I agree this guy is a little simplistic if you're translating him accurately.

I prefer this argument.
1. Given our knowledge of the history of the biblical text, it is reasonable to conclude that we have reliable texts and that the authors of the gospels were eye-witnesses and/or close associates of eye-witnesses, and moreover, much of seems to be based on an oral tradition that extends back much closer to the events.

2. Given our understanding of religion and religious documents, and the history of the early church, the most reasonable conclusion is that the authors of the gospel really did believe they had seen (in the case of Matthew and John) or knew those who had seen (in the case of Luke and Mark) Jesus physically resurrected.
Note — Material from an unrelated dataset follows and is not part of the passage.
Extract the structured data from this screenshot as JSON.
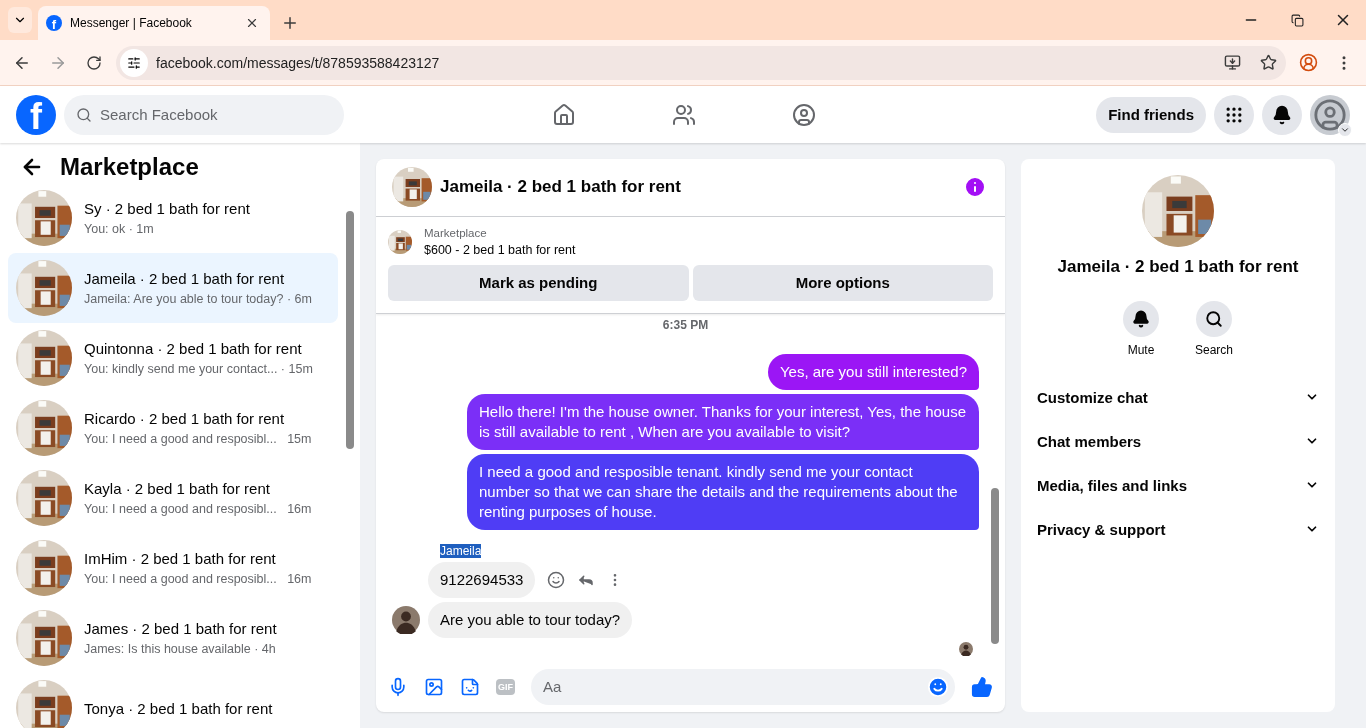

So in sum, the best historical analysis leads to the conclusion that several people very close to the events in question believed completely that they had seen Jesus die and seen him resurrected.

It is therefore not historically unreasonable to conclude that Jesus did in fact raise from the dead if you hold that this is possible. This is afterall the way we determine anything historically.

On the other hand, if your worldview rejects resurrection out of hand (which is pretty reasonable), then you are forced to find an explanation of why they believed this.

Spaceman Spiff said...

Of course, none of this quite explains why people believe in general. I would argue that in most cases it has more to do with personal relationships and experiences both with others, and with God, and with God through others.

When a person experiences God these claims cease being those which we bring skepticism to (like, did Abraham Lincoln write the emancipation proclamation) and become relational claims in which skepticism becomes improper (like when your wife tells you she loves you).